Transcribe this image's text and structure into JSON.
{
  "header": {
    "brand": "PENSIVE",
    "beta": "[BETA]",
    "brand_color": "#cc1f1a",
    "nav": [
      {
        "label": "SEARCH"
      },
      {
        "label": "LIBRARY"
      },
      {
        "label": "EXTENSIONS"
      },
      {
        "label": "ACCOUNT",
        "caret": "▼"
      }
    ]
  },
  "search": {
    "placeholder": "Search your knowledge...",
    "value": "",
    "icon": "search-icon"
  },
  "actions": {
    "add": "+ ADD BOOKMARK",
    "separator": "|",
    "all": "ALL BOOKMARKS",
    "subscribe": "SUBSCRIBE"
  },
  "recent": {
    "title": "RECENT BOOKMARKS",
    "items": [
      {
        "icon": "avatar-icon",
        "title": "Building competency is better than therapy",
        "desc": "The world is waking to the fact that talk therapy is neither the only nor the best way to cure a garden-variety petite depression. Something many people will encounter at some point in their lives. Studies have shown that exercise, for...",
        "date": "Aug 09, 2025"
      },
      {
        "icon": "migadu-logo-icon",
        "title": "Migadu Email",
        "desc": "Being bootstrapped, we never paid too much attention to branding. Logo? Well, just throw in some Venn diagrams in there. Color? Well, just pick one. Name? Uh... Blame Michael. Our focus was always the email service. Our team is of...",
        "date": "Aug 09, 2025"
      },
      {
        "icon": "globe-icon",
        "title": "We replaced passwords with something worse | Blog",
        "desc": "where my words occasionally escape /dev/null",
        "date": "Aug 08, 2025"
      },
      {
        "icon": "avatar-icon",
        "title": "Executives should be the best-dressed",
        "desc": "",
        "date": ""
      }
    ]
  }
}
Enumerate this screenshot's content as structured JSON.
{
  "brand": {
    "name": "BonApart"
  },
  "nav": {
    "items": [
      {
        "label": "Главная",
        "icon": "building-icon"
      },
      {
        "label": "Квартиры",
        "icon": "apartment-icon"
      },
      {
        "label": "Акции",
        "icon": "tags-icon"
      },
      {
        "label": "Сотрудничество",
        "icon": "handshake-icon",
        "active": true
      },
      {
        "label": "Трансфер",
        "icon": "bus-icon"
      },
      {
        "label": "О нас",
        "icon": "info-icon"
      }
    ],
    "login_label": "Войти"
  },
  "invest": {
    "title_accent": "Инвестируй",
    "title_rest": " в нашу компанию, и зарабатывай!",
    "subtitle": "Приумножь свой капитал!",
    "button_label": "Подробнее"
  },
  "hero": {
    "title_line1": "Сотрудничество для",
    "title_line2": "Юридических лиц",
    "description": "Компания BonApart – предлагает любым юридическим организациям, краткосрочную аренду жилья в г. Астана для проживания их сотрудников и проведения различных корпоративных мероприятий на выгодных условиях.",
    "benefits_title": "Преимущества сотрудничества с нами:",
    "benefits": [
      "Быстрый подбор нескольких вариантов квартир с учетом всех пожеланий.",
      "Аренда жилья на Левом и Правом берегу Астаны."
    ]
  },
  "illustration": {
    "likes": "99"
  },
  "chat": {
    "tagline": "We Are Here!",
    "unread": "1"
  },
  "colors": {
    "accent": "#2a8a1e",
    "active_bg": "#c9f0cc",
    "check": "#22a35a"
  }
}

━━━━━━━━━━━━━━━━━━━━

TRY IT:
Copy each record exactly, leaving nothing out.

RESPONSE BOX:
Transcribe this image's text and structure into JSON.
{
  "header": {
    "brand": "PENSIVE",
    "beta": "[BETA]",
    "brand_color": "#cc1f1a",
    "nav": [
      {
        "label": "SEARCH"
      },
      {
        "label": "LIBRARY"
      },
      {
        "label": "EXTENSIONS"
      },
      {
        "label": "ACCOUNT",
        "caret": "▼"
      }
    ]
  },
  "search": {
    "placeholder": "Search your knowledge...",
    "value": "",
    "icon": "search-icon"
  },
  "actions": {
    "add": "+ ADD BOOKMARK",
    "separator": "|",
    "all": "ALL BOOKMARKS",
    "subscribe": "SUBSCRIBE"
  },
  "recent": {
    "title": "RECENT BOOKMARKS",
    "items": [
      {
        "icon": "avatar-icon",
        "title": "Building competency is better than therapy",
        "desc": "The world is waking to the fact that talk therapy is neither the only nor the best way to cure a garden-variety petite depression. Something many people will encounter at some point in their lives. Studies have shown that exercise, for...",
        "date": "Aug 09, 2025"
      },
      {
        "icon": "migadu-logo-icon",
        "title": "Migadu Email",
        "desc": "Being bootstrapped, we never paid too much attention to branding. Logo? Well, just throw in some Venn diagrams in there. Color? Well, just pick one. Name? Uh... Blame Michael. Our focus was always the email service. Our team is of...",
        "date": "Aug 09, 2025"
      },
      {
        "icon": "globe-icon",
        "title": "We replaced passwords with something worse | Blog",
        "desc": "where my words occasionally escape /dev/null",
        "date": "Aug 08, 2025"
      },
      {
        "icon": "avatar-icon",
        "title": "Executives should be the best-dressed",
        "desc": "",
        "date": ""
      }
    ]
  }
}
Enumerate this screenshot's content as structured JSON.
{
  "brand": {
    "name": "BonApart"
  },
  "nav": {
    "items": [
      {
        "label": "Главная",
        "icon": "building-icon"
      },
      {
        "label": "Квартиры",
        "icon": "apartment-icon"
      },
      {
        "label": "Акции",
        "icon": "tags-icon"
      },
      {
        "label": "Сотрудничество",
        "icon": "handshake-icon",
        "active": true
      },
      {
        "label": "Трансфер",
        "icon": "bus-icon"
      },
      {
        "label": "О нас",
        "icon": "info-icon"
      }
    ],
    "login_label": "Войти"
  },
  "invest": {
    "title_accent": "Инвестируй",
    "title_rest": " в нашу компанию, и зарабатывай!",
    "subtitle": "Приумножь свой капитал!",
    "button_label": "Подробнее"
  },
  "hero": {
    "title_line1": "Сотрудничество для",
    "title_line2": "Юридических лиц",
    "description": "Компания BonApart – предлагает любым юридическим организациям, краткосрочную аренду жилья в г. Астана для проживания их сотрудников и проведения различных корпоративных мероприятий на выгодных условиях.",
    "benefits_title": "Преимущества сотрудничества с нами:",
    "benefits": [
      "Быстрый подбор нескольких вариантов квартир с учетом всех пожеланий.",
      "Аренда жилья на Левом и Правом берегу Астаны."
    ]
  },
  "illustration": {
    "likes": "99"
  },
  "chat": {
    "tagline": "We Are Here!",
    "unread": "1"
  },
  "colors": {
    "accent": "#2a8a1e",
    "active_bg": "#c9f0cc",
    "check": "#22a35a"
  }
}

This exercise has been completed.